# Import the module for plottingimport matplotlib.pyplot as plt plt.show(df.plot(kind = 'box'))

Now, we can use the ggplot topic Integrated with R in the pandas module to beautify the chart. To use ggplot, we only need to add a line in the above Code,

import matplotlib.pyplot as pltpd.options.display.mpl_style = 'default' # Sets the plotting display theme to ggplot2df.plot(kind = 'box')

In this way, we can get the table as follows:

It is much simpler than the matplotlib. pyplot topic. However, in this blog, I prefer to introduce the seaborn module, which is a data visualization library. Therefore, we have:

# Import the seaborn libraryimport seaborn as sns # Do the boxplotplt.show(sns.boxplot(df, widths = 0.5, color = "pastel"))

More sexy box chart, continue to look down.

plt.show(sns.violinplot(df, widths = 0.5, color = "pastel"))

plt.show(sns.distplot(df.ix[:,2], rug = True, bins = 15))

with sns.axes_style("white"): plt.show(sns.jointplot(df.ix[:,1], df.ix[:,2], kind = "kde"))

plt.show(sns.lmplot("Benguet", "Ifugao", df))

**Create a UDF**

In Python, we use the def function to implement a custom function. For example, if we want to define a function that adds two numbers, we can:

def add_2int(x, y): return x + y print add_2int(2, 2) # OUTPUT4

By the way, indentation in Python is very important. Define the function scope through indentation, just like using braces {…} in the R Language {...} Same. Here is an example of our previous blog:

Generates 10 normal distribution samples, u = 3 and o.

Calculate x_bar and x_bar2 Based on the confidence level of 95%;

Repeat 100 times; then

Calculate the percentage of the confidence interval containing the real mean.

In Python, the program is as follows:

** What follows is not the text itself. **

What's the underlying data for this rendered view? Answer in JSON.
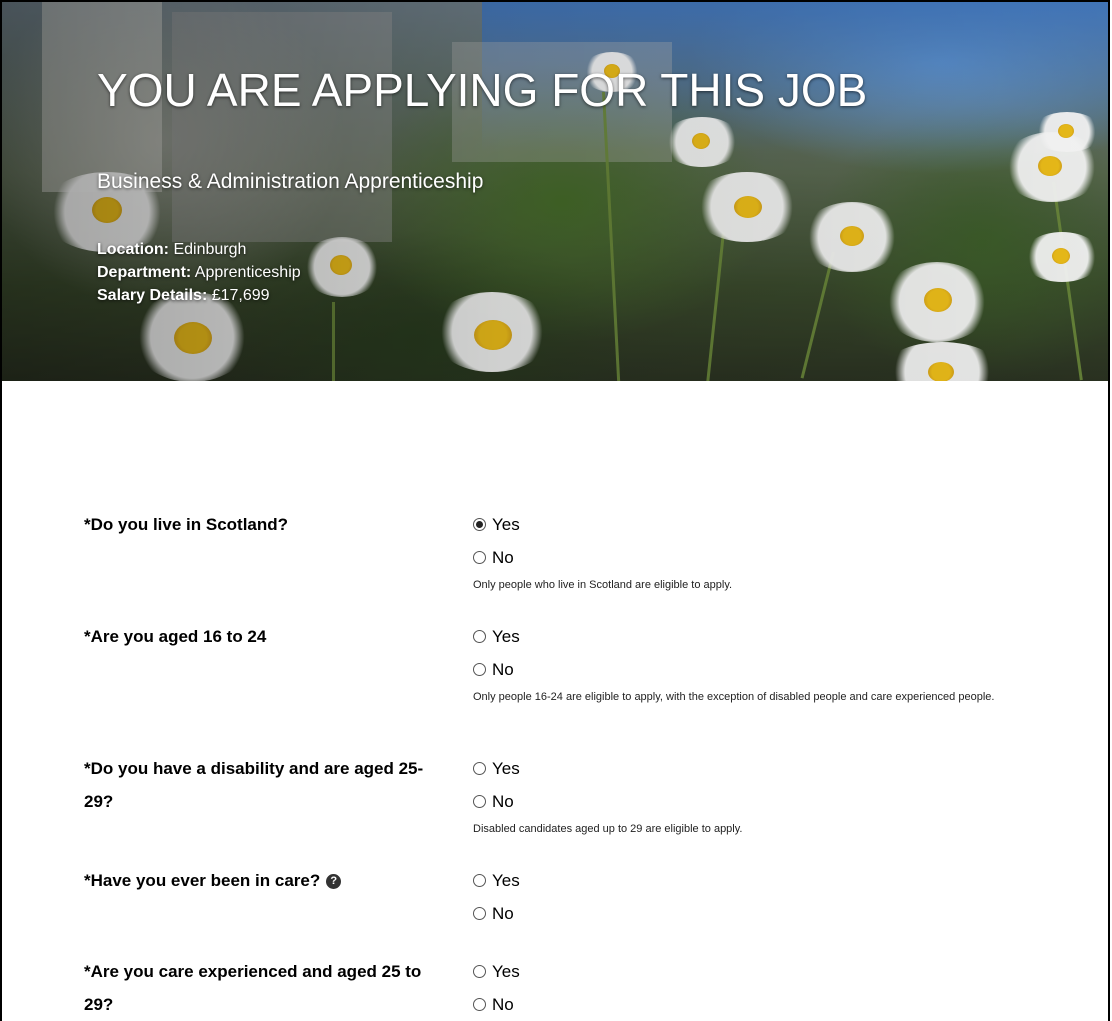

import numpy as npimport scipy.stats as ss def case(n = 10, mu = 3, sigma = np.sqrt(5), p = 0.025, rep = 100): m = np.zeros((rep, 4)) for i in range(rep): norm = np.random.normal(loc = mu, scale = sigma, size = n) xbar = np.mean(norm) low = xbar - ss.norm.ppf(q = 1 - p) * (sigma / np.sqrt(n)) up = xbar + ss.norm.ppf(q = 1 - p) * (sigma / np.sqrt(n)) if (mu > low) & (mu < up): rem = 1 else: rem = 0 m[i, :] = [xbar, low, up, rem] inside = np.sum(m[:, 3]) per = inside / rep desc = "There are " + str(inside) + " confidence intervals that contain " "the true mean (" + str(mu) + "), that is " + str(per) + " percent of the total CIs" return {"Matrix": m, "Decision": desc}

The above code is easy to read, but the cycle is slow. The above code is improved below, thanks to Python experts.

import numpy as npimport scipy.stats as ss def case2(n = 10, mu = 3, sigma = np.sqrt(5), p = 0.025, rep = 100): scaled_crit = ss.norm.ppf(q = 1 - p) * (sigma / np.sqrt(n)) norm = np.random.normal(loc = mu, scale = sigma, size = (rep, n)) xbar = norm.mean(1) low = xbar - scaled_crit up = xbar + scaled_crit rem = (mu > low) & (mu < up) m = np.c_[xbar, low, up, rem] inside = np.sum(m[:, 3]) per = inside / rep desc = "There are " + str(inside) + " confidence intervals that contain " "the true mean (" + str(mu) + "), that is " + str(per) + " percent of the total CIs" return {"Matrix": m, "Decision": desc}